Althought Ayr United has never posed the challenge to which they aspired, they have survived none the less, boasting such national honours as second tier champions on six occasions and gained promotion into the Scottish Championship for the 2018/19 season after topping the League One table.
From 1938 to 1948, Ayr United’s kit featured a badge for the first time. This badge consisted of a stylised black anchor within a white shield with a black border. Another badge appeared for the 1967/68 season, though regular use of a badge wouldn’t feature until 1977. From that time until 2017, a variation of this badge was used.

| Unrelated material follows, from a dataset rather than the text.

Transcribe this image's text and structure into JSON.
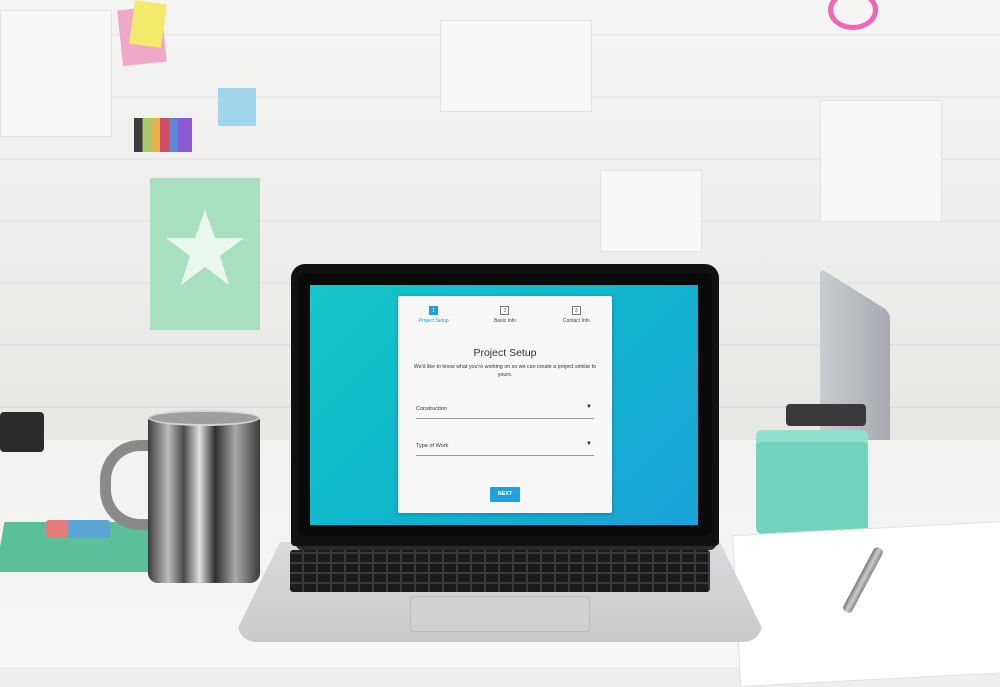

In 2016, a anonymous complaint to the Court of the Lord Lyon challenged the use of the club’s badge, being that it featured both a Saltire and the club’s initials within a shield, both a breach of an ancient heraldic law in Scotland, the same which caused bother for Airdrieonians in 2015. Reluctantly, in 2016, Ayr United opened up a competition in which fans could vote on their favourite badge from a pool of finalists. A badge designed by Jamie Stevenson, a Scottish Ayr United supporter living abroad, came out on top, ganering 48% of the vote. This new badge, seen on the left below, was then incorporated into the kit for the 2017/18 season.
The current badge utilises several features from the previous badge, including the Saltire and a football within a cord of rope, the rope recalling the town’s maritime heritage At the bottom of the badge is the club’s nickname, ‘The Honest Men’, which comes from the Robert Burns poem ‘Tam o’ Shanter’ (1790). The second verse of the poem reads,
‘This truth fand honest Tam o’ Shanter,
As he frae Ayr ae night did canter,
(Auld Ayr, wham ne’er a town surpasses,
For honest men and bonny lasses.)’
For my redesign, I decided to make use of the imagery of the club, though with a significant departure from the club’s current badge. The colours used—black, white and red—are consistent with the historic club colours. I omitted the Saltire in favour of a singular image of a horse rampant upon an anchor. The anchor calls back to the original Ayr United badge from 1938.
The stylised horse is a visual reference, which, in a badge, I prefer over an overt, written reference, to ‘Tam o’ Shanter’ and the club’s nickname. In the narrative poem, the eponymous character, Tam, is depicted as having a ‘gray mare, Meg’. In the climax of the poem, Tam, in a demonstration of his ‘honest’ character, is escaping from a ‘hellish legion’ of the devil, warlocks, and witches, who have begun to shed their clothing (noting one particularly attractive witch, Nannie Dee, with an undersized ‘cutty-sark’ or ‘shirt’). When Tam is fleeing upon his trusty Meg, Nannie is able to grab ahold of Meg’s ‘gray tail’, which is left behind.
The home kit is based upon Ayr United’s traditional home colours of a white top with black shorts. The away strip makes use of the modern club colours in a vertical stripe running down a dark blue kit, borrowing from the old Ayr FC’s early colours.
As ever, I am indebted to Dave at Historical Football Kits for some of the historical information used above.